Understanding you may have gaps in your insurance coverage is an important step toward getting the right coverage. Luckily, you do have options to help you ensure your home is protected against increased risks during the process. These options include making temporary changes to your homeowner’s policy or purchasing builders risk insurance.
Some insurance companies have options that will allow you to add renovation insurance to your standard homeowner’s insurance policy. While this option offers excellent coverage, there are some conditions to consider. Changes in the cost of your policy, changes in your activities, and changes to your coverage may be necessary. These charges only apply while the home is under construction.
Changes in the Cost of Your Policy
These changes apply to a homeowner’s policy during renovations.
- Premium credits and discounts are revoked during construction.
- The policy transitions to a new rating tier designed for homes under renovation.
- A vacancy surcharge is included if the home in unoccupied.
Changes Necessary to Maintain Insurance
Your home insurance providers may require you to comply with certain strategies to prevent risk.
- You must obtain a certificate of insurance (COI) from your contractor with you listed as an additional insured.
- Verify the general contractor’s coverage is at least $1 million per occurrence.
- Fire extinguishers every 1,000 square feet inside the home.
- Place “No smoking” signs in work areas.
- Install temporary fire alarm and burglar systems.
- Have pre and post inspections of the home completed.
- Place flammable materials in a fireproof cabinet.
- Install temporary night lighting.
- Add a driveway chain or perimeter fencing.
- Install video surveillance cameras.
- Hire a 24-hour security guard.
Changes in Your Home Insurance Coverage
Your insurer may alter your coverage during the renovation.
- Guaranteed replacement cost changes to conditional replacement. This limits the coverage to the limits of the policy.
- The standard deductible increases during construction.
Builder’s Risk Insurance
Builder’s risk insurance coverage can provide protection without altering your homeowner’s policy. The coverage covers only the property or personal property, liability, loss of use, and other coverages if needed. Sometimes two or three policies provide proper coverage in this situation. However, it is a viable way to prevent insurance gaps during renovations.
Learn More About Home Remodeling and Home Insurance Protection

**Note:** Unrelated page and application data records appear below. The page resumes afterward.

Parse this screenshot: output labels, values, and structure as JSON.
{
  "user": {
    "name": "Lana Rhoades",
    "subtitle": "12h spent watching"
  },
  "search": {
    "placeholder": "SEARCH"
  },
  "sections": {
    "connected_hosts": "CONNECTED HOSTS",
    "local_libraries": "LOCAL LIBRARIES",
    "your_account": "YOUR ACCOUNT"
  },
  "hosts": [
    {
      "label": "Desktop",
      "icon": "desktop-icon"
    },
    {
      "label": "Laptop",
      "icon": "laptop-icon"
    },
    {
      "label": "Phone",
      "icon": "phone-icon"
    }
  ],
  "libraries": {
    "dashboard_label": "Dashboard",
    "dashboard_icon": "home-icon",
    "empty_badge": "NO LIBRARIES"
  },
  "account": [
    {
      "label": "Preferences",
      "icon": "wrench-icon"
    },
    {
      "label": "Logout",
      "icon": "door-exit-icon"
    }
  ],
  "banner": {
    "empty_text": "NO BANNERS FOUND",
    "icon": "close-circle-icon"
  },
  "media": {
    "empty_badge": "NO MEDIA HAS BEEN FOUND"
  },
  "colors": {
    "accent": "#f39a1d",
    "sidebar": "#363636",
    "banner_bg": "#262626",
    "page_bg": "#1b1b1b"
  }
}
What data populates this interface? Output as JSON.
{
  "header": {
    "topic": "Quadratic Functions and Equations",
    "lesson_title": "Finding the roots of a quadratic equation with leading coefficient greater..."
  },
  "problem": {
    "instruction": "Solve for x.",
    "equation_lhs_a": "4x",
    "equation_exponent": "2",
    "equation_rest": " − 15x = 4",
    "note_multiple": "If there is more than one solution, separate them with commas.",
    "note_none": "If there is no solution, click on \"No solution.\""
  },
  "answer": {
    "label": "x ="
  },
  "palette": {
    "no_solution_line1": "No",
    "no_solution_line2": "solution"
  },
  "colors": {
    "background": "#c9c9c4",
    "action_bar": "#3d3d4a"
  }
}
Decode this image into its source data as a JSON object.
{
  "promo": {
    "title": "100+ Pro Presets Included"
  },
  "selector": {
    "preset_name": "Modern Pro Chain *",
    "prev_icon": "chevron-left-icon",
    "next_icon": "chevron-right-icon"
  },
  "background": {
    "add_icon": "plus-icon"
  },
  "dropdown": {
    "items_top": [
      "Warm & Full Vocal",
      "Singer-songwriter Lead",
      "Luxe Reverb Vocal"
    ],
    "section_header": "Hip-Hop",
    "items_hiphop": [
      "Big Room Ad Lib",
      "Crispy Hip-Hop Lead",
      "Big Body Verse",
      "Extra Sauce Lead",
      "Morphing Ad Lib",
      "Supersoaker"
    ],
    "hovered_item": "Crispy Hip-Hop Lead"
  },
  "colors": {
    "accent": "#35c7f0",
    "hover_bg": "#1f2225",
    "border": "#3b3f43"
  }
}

If you’re planning a renovation to your home, it’s crucial that you speak with your insurance agent to ensure you have the coverage you need. For more information about homeowner’s insurance and the gaps you may experience during renovation, get in touch with the LoPriore Insurance team, today. Our experienced agents can answer your questions, provide a quick quote, or help you find the insurance policy you need. Planning ahead can save you from the painful process of planning how to pay for losses that occur when you’re underinsured.